RADDATZ: But we're talking about leadership here and trust. What does this all say about President Obama's leadership these past few weeks? He fell on his sword but he's missed that sword a couple of times.
GILLIBRAND: Well, no one is more disappointed in the implementation issues than President Obama and he has taken full responsibility for the mistakes and the lack of getting this system up and running when it was supposed to be up and running.
But what this was about, Martha, are those mothers in the emergency room who don't have access to affordable health care. I can't tell you how frightening it is when your kid can't breathe. It is a horrible moment. And I looked at every mother, and I'm telling you, we have to fix health care in this country. So, when you talk about President Obama's legacy, his legacy is going to be offering affordable health care to every family in this country.
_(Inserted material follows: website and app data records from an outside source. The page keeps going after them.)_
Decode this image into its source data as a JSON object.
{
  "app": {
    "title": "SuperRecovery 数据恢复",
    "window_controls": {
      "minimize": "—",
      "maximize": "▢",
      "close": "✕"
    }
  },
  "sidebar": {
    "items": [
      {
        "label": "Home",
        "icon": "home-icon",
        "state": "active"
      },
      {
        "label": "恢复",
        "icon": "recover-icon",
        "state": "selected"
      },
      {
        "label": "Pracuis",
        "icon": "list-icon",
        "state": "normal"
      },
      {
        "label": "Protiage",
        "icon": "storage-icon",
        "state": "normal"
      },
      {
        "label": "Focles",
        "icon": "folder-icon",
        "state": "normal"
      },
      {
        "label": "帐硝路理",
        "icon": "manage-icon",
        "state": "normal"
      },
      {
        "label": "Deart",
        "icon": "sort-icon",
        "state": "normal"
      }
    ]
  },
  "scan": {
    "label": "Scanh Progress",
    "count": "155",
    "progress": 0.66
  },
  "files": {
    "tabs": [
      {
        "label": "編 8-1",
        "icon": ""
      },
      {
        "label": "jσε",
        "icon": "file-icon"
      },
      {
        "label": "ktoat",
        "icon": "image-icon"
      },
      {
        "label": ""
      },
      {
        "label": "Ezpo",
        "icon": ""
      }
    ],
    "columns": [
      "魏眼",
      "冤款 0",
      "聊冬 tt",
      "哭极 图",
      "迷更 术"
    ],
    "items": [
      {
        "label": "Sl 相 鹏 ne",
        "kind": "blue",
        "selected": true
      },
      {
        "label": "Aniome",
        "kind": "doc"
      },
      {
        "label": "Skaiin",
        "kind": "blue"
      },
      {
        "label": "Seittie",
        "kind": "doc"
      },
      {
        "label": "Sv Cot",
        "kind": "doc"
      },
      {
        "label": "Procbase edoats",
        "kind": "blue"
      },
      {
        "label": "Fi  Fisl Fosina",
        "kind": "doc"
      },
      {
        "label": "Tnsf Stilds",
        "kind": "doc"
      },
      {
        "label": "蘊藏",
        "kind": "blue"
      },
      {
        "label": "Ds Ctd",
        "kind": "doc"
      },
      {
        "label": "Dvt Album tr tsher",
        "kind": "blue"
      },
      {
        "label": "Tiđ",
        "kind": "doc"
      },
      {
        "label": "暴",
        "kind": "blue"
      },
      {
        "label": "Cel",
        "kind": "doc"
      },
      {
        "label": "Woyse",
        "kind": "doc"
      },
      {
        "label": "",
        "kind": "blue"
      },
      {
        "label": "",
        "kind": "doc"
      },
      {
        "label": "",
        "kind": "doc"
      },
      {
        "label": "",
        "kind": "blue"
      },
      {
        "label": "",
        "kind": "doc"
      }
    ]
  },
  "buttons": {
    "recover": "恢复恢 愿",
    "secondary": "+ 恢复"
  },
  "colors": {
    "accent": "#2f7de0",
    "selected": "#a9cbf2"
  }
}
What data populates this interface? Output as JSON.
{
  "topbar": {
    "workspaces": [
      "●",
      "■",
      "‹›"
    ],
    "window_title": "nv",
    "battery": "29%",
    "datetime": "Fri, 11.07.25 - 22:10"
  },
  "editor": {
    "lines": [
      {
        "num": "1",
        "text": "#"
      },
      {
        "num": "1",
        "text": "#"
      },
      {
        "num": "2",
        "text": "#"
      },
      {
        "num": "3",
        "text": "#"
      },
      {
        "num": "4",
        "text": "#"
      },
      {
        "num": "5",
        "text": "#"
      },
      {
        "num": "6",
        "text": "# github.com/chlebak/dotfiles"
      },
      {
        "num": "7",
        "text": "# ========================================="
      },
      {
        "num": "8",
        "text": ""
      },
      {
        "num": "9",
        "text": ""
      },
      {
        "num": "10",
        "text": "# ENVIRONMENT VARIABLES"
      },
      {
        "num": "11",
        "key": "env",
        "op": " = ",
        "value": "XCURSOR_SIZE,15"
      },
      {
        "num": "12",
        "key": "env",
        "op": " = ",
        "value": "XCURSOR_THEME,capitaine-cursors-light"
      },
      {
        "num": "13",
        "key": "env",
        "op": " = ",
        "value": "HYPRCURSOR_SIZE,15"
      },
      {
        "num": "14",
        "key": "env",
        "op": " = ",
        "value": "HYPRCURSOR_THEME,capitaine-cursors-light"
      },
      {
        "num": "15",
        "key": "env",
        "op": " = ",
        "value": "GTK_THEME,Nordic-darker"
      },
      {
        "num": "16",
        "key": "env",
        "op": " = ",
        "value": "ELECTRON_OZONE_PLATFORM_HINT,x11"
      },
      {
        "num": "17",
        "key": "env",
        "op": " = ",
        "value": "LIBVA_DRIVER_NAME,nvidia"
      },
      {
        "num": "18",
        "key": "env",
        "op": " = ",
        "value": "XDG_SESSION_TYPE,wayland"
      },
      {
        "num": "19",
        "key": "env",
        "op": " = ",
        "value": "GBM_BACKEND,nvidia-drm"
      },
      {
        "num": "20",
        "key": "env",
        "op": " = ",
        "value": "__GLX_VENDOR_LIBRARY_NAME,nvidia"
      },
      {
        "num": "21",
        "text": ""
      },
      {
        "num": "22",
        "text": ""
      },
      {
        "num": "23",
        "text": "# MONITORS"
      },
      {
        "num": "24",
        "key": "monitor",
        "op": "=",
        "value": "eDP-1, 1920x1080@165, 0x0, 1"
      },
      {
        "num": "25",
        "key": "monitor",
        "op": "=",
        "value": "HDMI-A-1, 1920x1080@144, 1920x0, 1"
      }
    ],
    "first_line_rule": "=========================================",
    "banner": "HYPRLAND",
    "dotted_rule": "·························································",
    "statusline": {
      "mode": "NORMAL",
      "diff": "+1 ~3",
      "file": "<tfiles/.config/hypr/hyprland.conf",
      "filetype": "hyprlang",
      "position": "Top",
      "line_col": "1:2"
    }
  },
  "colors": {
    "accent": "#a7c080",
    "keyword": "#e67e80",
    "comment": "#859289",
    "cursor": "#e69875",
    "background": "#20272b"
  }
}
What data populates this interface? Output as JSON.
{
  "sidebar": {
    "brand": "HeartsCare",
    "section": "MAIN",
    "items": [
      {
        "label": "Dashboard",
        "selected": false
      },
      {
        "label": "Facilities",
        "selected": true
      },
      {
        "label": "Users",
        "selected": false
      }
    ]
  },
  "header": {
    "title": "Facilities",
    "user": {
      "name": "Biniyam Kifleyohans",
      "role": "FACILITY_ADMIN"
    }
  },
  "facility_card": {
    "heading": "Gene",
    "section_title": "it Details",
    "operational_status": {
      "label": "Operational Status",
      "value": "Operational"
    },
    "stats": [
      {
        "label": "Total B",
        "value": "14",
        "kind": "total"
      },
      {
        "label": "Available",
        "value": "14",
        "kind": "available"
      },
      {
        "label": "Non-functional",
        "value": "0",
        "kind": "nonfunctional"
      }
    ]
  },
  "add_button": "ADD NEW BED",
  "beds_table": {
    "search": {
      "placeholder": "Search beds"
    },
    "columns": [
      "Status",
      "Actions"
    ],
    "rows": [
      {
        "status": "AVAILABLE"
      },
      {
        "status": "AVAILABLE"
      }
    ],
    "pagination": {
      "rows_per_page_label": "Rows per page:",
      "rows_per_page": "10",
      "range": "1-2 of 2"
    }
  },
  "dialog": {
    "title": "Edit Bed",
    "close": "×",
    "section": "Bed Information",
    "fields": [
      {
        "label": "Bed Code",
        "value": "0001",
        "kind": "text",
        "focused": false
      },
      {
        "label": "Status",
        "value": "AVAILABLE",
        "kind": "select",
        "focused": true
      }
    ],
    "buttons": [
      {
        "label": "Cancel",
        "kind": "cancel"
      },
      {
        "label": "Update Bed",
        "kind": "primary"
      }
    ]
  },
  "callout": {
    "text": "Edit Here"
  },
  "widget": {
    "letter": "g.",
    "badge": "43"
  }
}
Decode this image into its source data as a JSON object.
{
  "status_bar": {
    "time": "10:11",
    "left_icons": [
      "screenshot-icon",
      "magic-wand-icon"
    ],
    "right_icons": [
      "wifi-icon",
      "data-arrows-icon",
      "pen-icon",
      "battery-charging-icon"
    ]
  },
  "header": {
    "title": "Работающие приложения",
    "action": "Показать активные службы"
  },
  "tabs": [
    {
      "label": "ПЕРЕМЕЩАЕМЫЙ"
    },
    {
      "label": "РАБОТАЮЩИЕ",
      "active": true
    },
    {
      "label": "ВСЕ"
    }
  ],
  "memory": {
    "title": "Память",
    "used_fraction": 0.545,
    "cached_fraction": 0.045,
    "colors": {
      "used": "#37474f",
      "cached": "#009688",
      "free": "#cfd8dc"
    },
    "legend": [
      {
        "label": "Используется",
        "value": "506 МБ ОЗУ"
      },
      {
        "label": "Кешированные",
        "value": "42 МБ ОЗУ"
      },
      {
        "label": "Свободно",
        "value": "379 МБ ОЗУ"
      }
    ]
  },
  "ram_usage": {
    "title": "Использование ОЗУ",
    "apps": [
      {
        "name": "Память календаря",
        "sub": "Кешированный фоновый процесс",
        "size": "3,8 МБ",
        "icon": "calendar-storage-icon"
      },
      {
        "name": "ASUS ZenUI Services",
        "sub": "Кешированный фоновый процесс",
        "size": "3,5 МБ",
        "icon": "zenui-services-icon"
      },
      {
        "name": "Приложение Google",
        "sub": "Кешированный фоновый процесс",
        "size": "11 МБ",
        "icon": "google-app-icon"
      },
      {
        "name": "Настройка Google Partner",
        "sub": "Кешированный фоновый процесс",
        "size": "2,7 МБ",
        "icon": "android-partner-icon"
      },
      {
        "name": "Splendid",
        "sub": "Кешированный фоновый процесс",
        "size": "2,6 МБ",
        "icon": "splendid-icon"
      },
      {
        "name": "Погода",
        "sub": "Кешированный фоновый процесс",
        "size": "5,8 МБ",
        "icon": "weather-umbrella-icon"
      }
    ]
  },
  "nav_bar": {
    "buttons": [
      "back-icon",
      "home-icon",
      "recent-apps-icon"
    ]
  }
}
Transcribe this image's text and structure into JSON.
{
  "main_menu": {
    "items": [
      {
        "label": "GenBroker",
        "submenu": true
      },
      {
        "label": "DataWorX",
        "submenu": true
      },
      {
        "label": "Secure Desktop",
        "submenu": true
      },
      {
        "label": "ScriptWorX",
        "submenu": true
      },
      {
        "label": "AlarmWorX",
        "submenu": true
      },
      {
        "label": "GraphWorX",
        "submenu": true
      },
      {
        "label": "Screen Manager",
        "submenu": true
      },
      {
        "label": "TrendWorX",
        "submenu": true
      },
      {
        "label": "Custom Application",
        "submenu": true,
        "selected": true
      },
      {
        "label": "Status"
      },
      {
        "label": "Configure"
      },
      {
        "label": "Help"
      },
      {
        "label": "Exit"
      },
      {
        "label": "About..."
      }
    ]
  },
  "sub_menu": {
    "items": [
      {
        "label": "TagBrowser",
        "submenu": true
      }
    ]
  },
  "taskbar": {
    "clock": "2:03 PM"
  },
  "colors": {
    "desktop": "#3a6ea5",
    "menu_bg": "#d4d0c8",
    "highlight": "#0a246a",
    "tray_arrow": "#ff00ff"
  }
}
RADDATZ: But you talk about this and what they want, 39 Democrats defected in the bill you heard Jon Karl mentioning in the house. 39 Democrats. What does that tell you?
GILLIBRAND: Well, they're just responding to the worries of their constituents. When...
RADDATZ: Exactly.
GILLIBRAND: Right -- because of these implementation issues, there's a number of Americans who got a notice from their insurance saying we're not covering you anymore.
Well, do you know what that creates in a family? Enormous amounts of stress. It's exactly the stress when you don't know how you're going to pay for your child's medicine and you don't know how you're going to pay for the inoculations they need to stay healthy.
And the whole point of the bill is so you can actually get those inoculations. You can make sure your kid isn't going to get sick. You can make sure you get the medicines he or she needs.
RADDATZ: Got to work through it.
GILLIBRAND: They're worried. They're worried. And I think it's not only normal, but our job is to fix these problems. So if they're trying to ally someone's concern just say listen, we're going to make sure there's something affordable. And during this transition period where implementation has been rocky, we're going to allay your concerns, that's reasonable.
And I think many of our colleagues, Democrats and Republicans are trying to figure out do we allay that worry. And that's exactly what the president is doing.

Richard Badalamente said...

On your second point, the idea that the president in stumping for healthcare reform and the ACA should have discussed "normal turnover" in the insurance industry, and what might happen if insurers changed their policies after the ACA went in effect and didn't meet the minimum standards is ridiculous. We're talking politics here, not academia.